One of the three winning dance teams from Katong Convent performed a fusion dance.
Hungry? Walk into any food court or hawker centre and more likely than not, you’ll have a wide variety of food readily available - Chinese, Malay, Indian or even international cuisine - thanks to the presence of the different races in our country.
Being multi-racial has no doubt brought a whole slew of gastronomic delights, much to the glee of our food-loving nation, and being multi-religious has seen us experience a myriad of fascinating festivals and celebrations (and more public holidays!). However, these ingredients that have made our country more interesting and colourful could also be the very ingredients for a destructive brew.
In 1964, two riots broke out in Singapore between the Chinese and Malay communities. The July and September riots lasted five days on each occasion and these were the worst and most prolonged riots in our post-war history, with 36 people killed and about 560 people injured.
For our tiny island, racial discord is a burden too costly to bear. The need to instil a solemn understanding of the nation’s vulnerabilities spurred the introduction of National Education (NE) 10 years ago, with the objective to develop national cohesion, an instinct for survival and confidence in the future of Singapore.
One of the key events schools commemorate as part of NE is Racial Harmony Day, which falls on 21 July to mark the day in 1964 when racial riots broke out in Singapore. When schools celebrate Racial Harmony Day today, various activities are planned to help students understand and appreciate the cultures and practices of each race.
Take for example the celebration activities for Racial Harmony Day at CHIJ Katong Convent this year. One activity was a video of interviews with students about what Racial Harmony Day meant to them and the activities they would like to have for this day. “The interviews done by the students were really good. It was a very sincere reflection of students’ awareness of racial harmony,” observed Mrs Emily Sim, covering Head of Department for PE. Added Science teacher Mr Lim Kheam Soon, “The interviews were a good platform for students to share their views on racial harmony and issues surrounding it.”
Girls from the Dance Club performed a Balinese dance, which they picked up from one of the school’s teachers, Mr Juraimy.
On a more energetic note, three teams of students, winners of a dance competition held for the Sec 1 to 3 classes, danced their way into the hearts of the audience, with each group creatively blending songs and dance steps from the cultures of different races.

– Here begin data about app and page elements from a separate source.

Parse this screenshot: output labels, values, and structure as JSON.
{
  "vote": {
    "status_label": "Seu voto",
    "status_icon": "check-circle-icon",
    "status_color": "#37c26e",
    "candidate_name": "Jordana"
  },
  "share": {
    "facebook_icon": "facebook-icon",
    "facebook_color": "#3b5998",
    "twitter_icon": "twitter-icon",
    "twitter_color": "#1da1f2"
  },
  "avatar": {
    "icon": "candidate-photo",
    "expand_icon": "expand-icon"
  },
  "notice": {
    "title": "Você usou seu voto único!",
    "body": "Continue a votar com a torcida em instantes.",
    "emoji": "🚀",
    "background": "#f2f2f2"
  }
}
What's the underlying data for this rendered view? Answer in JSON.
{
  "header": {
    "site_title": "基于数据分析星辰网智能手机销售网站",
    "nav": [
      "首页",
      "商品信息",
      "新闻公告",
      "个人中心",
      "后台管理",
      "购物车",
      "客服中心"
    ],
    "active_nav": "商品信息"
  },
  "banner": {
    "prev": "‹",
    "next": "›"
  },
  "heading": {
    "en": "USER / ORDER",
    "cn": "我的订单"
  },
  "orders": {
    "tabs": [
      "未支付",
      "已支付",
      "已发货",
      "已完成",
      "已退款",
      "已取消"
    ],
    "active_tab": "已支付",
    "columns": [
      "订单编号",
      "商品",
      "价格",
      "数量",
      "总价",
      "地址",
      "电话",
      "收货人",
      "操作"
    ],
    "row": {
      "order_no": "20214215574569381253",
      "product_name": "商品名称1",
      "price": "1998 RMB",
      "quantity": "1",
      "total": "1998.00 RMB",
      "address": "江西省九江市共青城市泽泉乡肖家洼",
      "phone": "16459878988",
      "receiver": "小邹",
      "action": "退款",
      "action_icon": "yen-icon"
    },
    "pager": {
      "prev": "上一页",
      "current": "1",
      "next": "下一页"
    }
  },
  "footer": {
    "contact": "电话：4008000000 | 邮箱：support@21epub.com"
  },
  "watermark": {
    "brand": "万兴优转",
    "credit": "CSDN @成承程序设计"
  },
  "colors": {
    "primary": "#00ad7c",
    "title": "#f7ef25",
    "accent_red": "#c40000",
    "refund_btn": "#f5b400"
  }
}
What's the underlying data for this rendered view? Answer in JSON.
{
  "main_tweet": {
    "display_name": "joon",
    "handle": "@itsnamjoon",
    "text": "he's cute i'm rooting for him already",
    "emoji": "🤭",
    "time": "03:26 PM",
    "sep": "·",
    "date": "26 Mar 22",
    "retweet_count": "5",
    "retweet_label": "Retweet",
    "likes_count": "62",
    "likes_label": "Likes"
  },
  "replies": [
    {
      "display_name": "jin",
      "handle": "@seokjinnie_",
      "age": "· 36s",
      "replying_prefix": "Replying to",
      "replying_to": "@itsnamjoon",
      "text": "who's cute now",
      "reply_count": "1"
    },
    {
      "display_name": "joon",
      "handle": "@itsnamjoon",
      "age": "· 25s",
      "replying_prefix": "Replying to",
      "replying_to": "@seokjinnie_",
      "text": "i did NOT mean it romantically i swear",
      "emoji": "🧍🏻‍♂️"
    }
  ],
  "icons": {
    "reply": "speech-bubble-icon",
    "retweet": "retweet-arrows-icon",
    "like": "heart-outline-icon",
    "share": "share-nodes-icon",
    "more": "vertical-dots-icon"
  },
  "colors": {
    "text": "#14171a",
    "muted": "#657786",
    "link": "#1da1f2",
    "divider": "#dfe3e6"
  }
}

The celebration extended to recess time, when Sec 1 students competed in traditional games such as five stones, chapteh, congkak and pick-up sticks. Sherilyn Tan, a Sec 3 student and president of the Student Councillors, reflected on the activities, saying, “This year’s celebration was special because most of the activities required everyone to work together, no matter what race or religion we belonged to. For example, every Sec 3 class had to come up with a fusion food item and sell it during the mass recess.”
The Parent Teacher Support Group also got into the act and among the many unusual items for sale in school that day included fusion food such as satay popiah, naga sari (a wrap made with banana and green peas) and abok-abok (a Malay dessert made from sago and gula Melaka). Through such diverse activities, students get to see, taste and experience one another’s cultures and practices.
To add to the festive ambience, the school premises were festooned with colours and objects that represent the four races, all tied together in one perfect racially harmonious presentation. At Katong Convent that day - and no doubt at schools across Singapore - students and staff went home with a lasting memory of a Singaporean identity that will continue to be each and every individual’s treasured heritage.